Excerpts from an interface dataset
((
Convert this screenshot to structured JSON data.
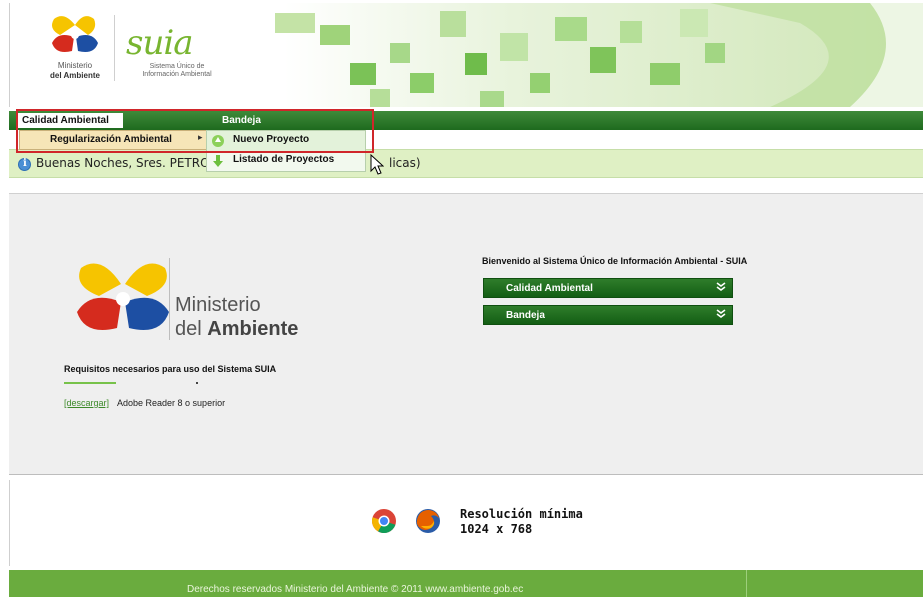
{
  "header": {
    "ministry_logo_line1": "Ministerio",
    "ministry_logo_line2": "del Ambiente",
    "suia_logo_word": "suia",
    "suia_subtitle_line1": "Sistema Único de",
    "suia_subtitle_line2": "Información Ambiental"
  },
  "menubar": {
    "calidad_label": "Calidad Ambiental",
    "bandeja_label": "Bandeja"
  },
  "dropdown": {
    "regularizacion_label": "Regularización Ambiental",
    "nuevo_proyecto_label": "Nuevo Proyecto",
    "listado_proyectos_label": "Listado de Proyectos"
  },
  "greeting": {
    "text": "Buenas Noches, Sres. PETRO",
    "tail": "licas)"
  },
  "main": {
    "logo_line1": "Ministerio",
    "logo_line2_prefix": "del ",
    "logo_line2_bold": "Ambiente",
    "requirements_title": "Requisitos necesarios para uso del Sistema SUIA",
    "download_link": "[descargar]",
    "download_text": "Adobe Reader 8 o superior",
    "welcome_text": "Bienvenido al Sistema Único de Información Ambiental - SUIA",
    "accordion": [
      {
        "label": "Calidad Ambiental"
      },
      {
        "label": "Bandeja"
      }
    ]
  },
  "info": {
    "resolution_label": "Resolución mínima",
    "resolution_value": "1024 x 768"
  },
  "footer": {
    "text": "Derechos reservados Ministerio del Ambiente © 2011 www.ambiente.gob.ec"
  },
  "colors": {
    "menubar_green": "#1e6a1e",
    "greeting_bg": "#dff0c4",
    "footer_green": "#6aac3e",
    "highlight_red": "#d0262a",
    "submenu_hover": "#f6e5b7"
  }
}
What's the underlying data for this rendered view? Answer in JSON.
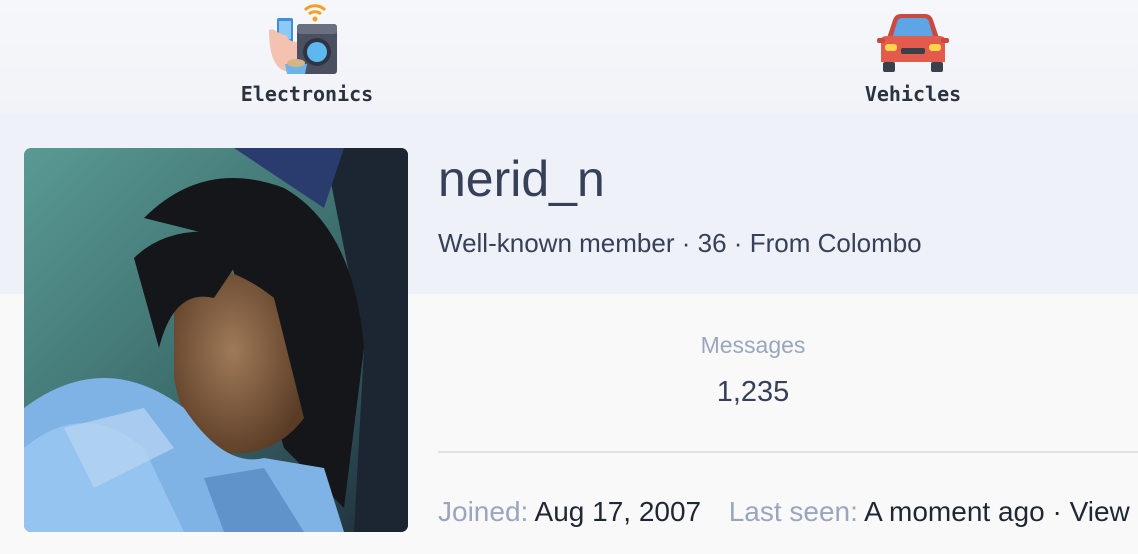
{
  "categories": [
    {
      "label": "Electronics",
      "icon": "electronics-icon"
    },
    {
      "label": "Vehicles",
      "icon": "car-icon"
    }
  ],
  "profile": {
    "username": "nerid_n",
    "title": "Well-known member",
    "age": "36",
    "location_prefix": "From",
    "location": "Colombo",
    "separator": "·",
    "messages_label": "Messages",
    "messages_value": "1,235",
    "joined_label": "Joined:",
    "joined_value": "Aug 17, 2007",
    "last_seen_label": "Last seen:",
    "last_seen_value": "A moment ago",
    "view_link": "View"
  },
  "colors": {
    "heading": "#364058",
    "muted": "#9aa6bd",
    "header_band": "#eef1f8",
    "car_red": "#e25b4d"
  }
}
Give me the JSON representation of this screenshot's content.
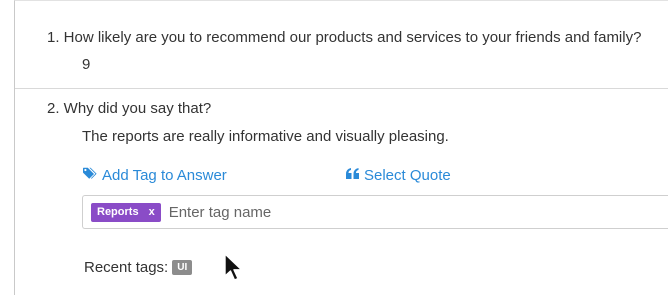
{
  "question1": {
    "title": "1. How likely are you to recommend our products and services to your friends and family?",
    "answer": "9"
  },
  "question2": {
    "title": "2. Why did you say that?",
    "answer": "The reports are really informative and visually pleasing.",
    "add_tag_label": "Add Tag to Answer",
    "select_quote_label": "Select Quote",
    "tag_input": {
      "placeholder": "Enter tag name",
      "value": ""
    },
    "applied_tags": [
      {
        "label": "Reports",
        "remove": "x",
        "color": "#8a4cc7"
      }
    ],
    "recent_tags_label": "Recent tags:",
    "recent_tags": [
      {
        "label": "UI",
        "color": "#8c8c8c"
      }
    ]
  },
  "icons": {
    "add_tag": "tags-icon",
    "select_quote": "quote-icon",
    "cursor": "mouse-pointer-icon"
  },
  "colors": {
    "link": "#2a8ad8",
    "text": "#333333"
  }
}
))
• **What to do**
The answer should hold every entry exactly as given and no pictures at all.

• **Exercise result**
Convert this screenshot to structured JSON data.
{
  "header": {
    "ministry_logo_line1": "Ministerio",
    "ministry_logo_line2": "del Ambiente",
    "suia_logo_word": "suia",
    "suia_subtitle_line1": "Sistema Único de",
    "suia_subtitle_line2": "Información Ambiental"
  },
  "menubar": {
    "calidad_label": "Calidad Ambiental",
    "bandeja_label": "Bandeja"
  },
  "dropdown": {
    "regularizacion_label": "Regularización Ambiental",
    "nuevo_proyecto_label": "Nuevo Proyecto",
    "listado_proyectos_label": "Listado de Proyectos"
  },
  "greeting": {
    "text": "Buenas Noches, Sres. PETRO",
    "tail": "licas)"
  },
  "main": {
    "logo_line1": "Ministerio",
    "logo_line2_prefix": "del ",
    "logo_line2_bold": "Ambiente",
    "requirements_title": "Requisitos necesarios para uso del Sistema SUIA",
    "download_link": "[descargar]",
    "download_text": "Adobe Reader 8 o superior",
    "welcome_text": "Bienvenido al Sistema Único de Información Ambiental - SUIA",
    "accordion": [
      {
        "label": "Calidad Ambiental"
      },
      {
        "label": "Bandeja"
      }
    ]
  },
  "info": {
    "resolution_label": "Resolución mínima",
    "resolution_value": "1024 x 768"
  },
  "footer": {
    "text": "Derechos reservados Ministerio del Ambiente © 2011 www.ambiente.gob.ec"
  },
  "colors": {
    "menubar_green": "#1e6a1e",
    "greeting_bg": "#dff0c4",
    "footer_green": "#6aac3e",
    "highlight_red": "#d0262a",
    "submenu_hover": "#f6e5b7"
  }
}
What's the underlying data for this rendered view? Answer in JSON.
{
  "categories": [
    {
      "label": "Electronics",
      "icon": "electronics-icon"
    },
    {
      "label": "Vehicles",
      "icon": "car-icon"
    }
  ],
  "profile": {
    "username": "nerid_n",
    "title": "Well-known member",
    "age": "36",
    "location_prefix": "From",
    "location": "Colombo",
    "separator": "·",
    "messages_label": "Messages",
    "messages_value": "1,235",
    "joined_label": "Joined:",
    "joined_value": "Aug 17, 2007",
    "last_seen_label": "Last seen:",
    "last_seen_value": "A moment ago",
    "view_link": "View"
  },
  "colors": {
    "heading": "#364058",
    "muted": "#9aa6bd",
    "header_band": "#eef1f8",
    "car_red": "#e25b4d"
  }
}
Give me the JSON representation of this screenshot's content.
{
  "question1": {
    "title": "1. How likely are you to recommend our products and services to your friends and family?",
    "answer": "9"
  },
  "question2": {
    "title": "2. Why did you say that?",
    "answer": "The reports are really informative and visually pleasing.",
    "add_tag_label": "Add Tag to Answer",
    "select_quote_label": "Select Quote",
    "tag_input": {
      "placeholder": "Enter tag name",
      "value": ""
    },
    "applied_tags": [
      {
        "label": "Reports",
        "remove": "x",
        "color": "#8a4cc7"
      }
    ],
    "recent_tags_label": "Recent tags:",
    "recent_tags": [
      {
        "label": "UI",
        "color": "#8c8c8c"
      }
    ]
  },
  "icons": {
    "add_tag": "tags-icon",
    "select_quote": "quote-icon",
    "cursor": "mouse-pointer-icon"
  },
  "colors": {
    "link": "#2a8ad8",
    "text": "#333333"
  }
}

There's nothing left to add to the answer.